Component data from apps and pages
───

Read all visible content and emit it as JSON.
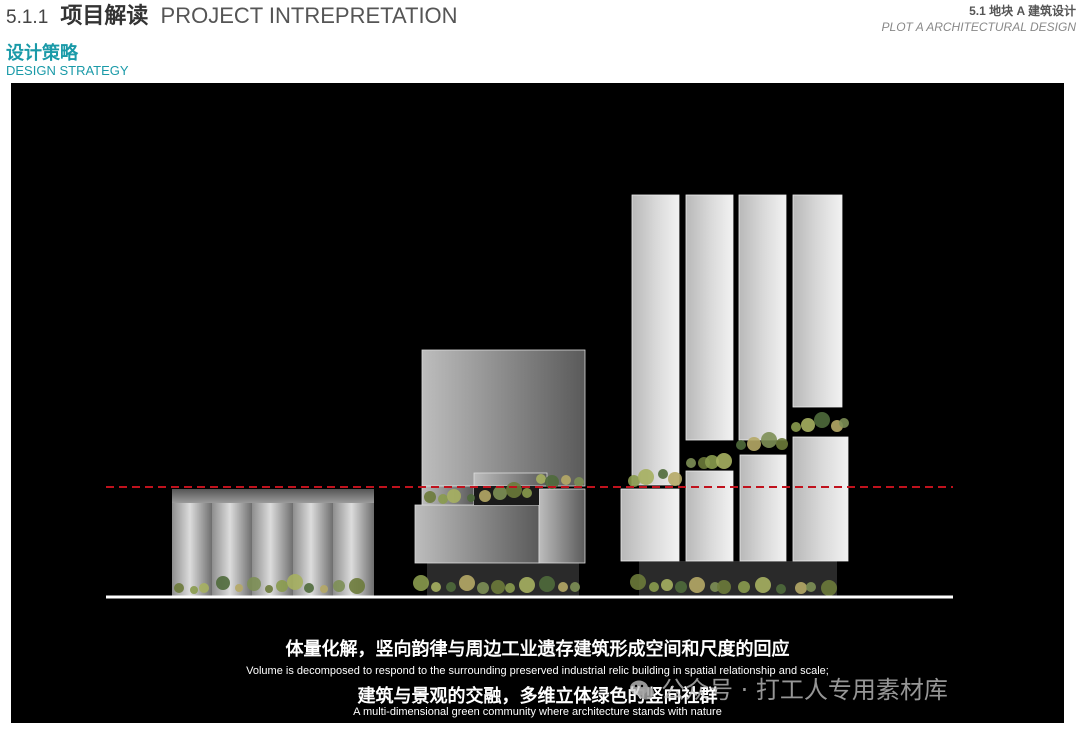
{
  "header": {
    "section_number": "5.1.1",
    "section_title_zh": "项目解读",
    "section_title_en": "PROJECT INTREPRETATION",
    "subtitle_zh": "设计策略",
    "subtitle_en": "DESIGN STRATEGY",
    "right_line1": "5.1 地块 A 建筑设计",
    "right_line2": "PLOT A ARCHITECTURAL DESIGN"
  },
  "diagram": {
    "colors": {
      "background": "#000000",
      "ground_line": "#ffffff",
      "datum_line": "#c0121d",
      "podium": "#2a2a2a",
      "greenery": [
        "#6b7a3a",
        "#8a9b4e",
        "#a6b060",
        "#4f6a3b",
        "#b5a866",
        "#7d8f55"
      ]
    }
  },
  "captions": {
    "line1_zh": "体量化解，竖向韵律与周边工业遗存建筑形成空间和尺度的回应",
    "line1_en": "Volume is decomposed to respond to the surrounding preserved industrial relic building in spatial relationship and scale;",
    "line2_zh": "建筑与景观的交融，多维立体绿色的竖向社群",
    "line2_en": "A multi-dimensional green community where architecture stands with nature"
  },
  "watermark": {
    "text": "公众号 · 打工人专用素材库",
    "icon": "wechat-icon"
  }
}
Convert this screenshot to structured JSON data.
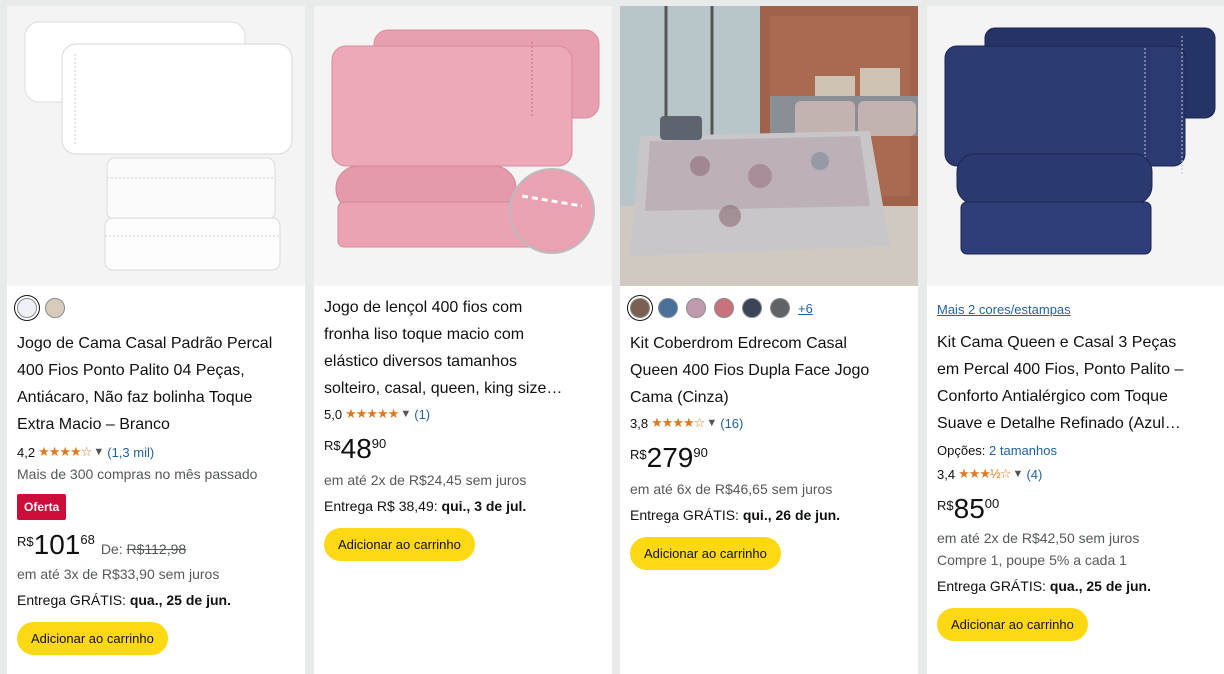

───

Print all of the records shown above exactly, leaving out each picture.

Read all visible content and emit it as JSON.
{
  "header": {
    "section_number": "5.1.1",
    "section_title_zh": "项目解读",
    "section_title_en": "PROJECT INTREPRETATION",
    "subtitle_zh": "设计策略",
    "subtitle_en": "DESIGN STRATEGY",
    "right_line1": "5.1 地块 A 建筑设计",
    "right_line2": "PLOT A ARCHITECTURAL DESIGN"
  },
  "diagram": {
    "colors": {
      "background": "#000000",
      "ground_line": "#ffffff",
      "datum_line": "#c0121d",
      "podium": "#2a2a2a",
      "greenery": [
        "#6b7a3a",
        "#8a9b4e",
        "#a6b060",
        "#4f6a3b",
        "#b5a866",
        "#7d8f55"
      ]
    }
  },
  "captions": {
    "line1_zh": "体量化解，竖向韵律与周边工业遗存建筑形成空间和尺度的回应",
    "line1_en": "Volume is decomposed to respond to the surrounding preserved industrial relic building in spatial relationship and scale;",
    "line2_zh": "建筑与景观的交融，多维立体绿色的竖向社群",
    "line2_en": "A multi-dimensional green community where architecture stands with nature"
  },
  "watermark": {
    "text": "公众号 · 打工人专用素材库",
    "icon": "wechat-icon"
  }
}
Convert this screenshot to structured JSON data.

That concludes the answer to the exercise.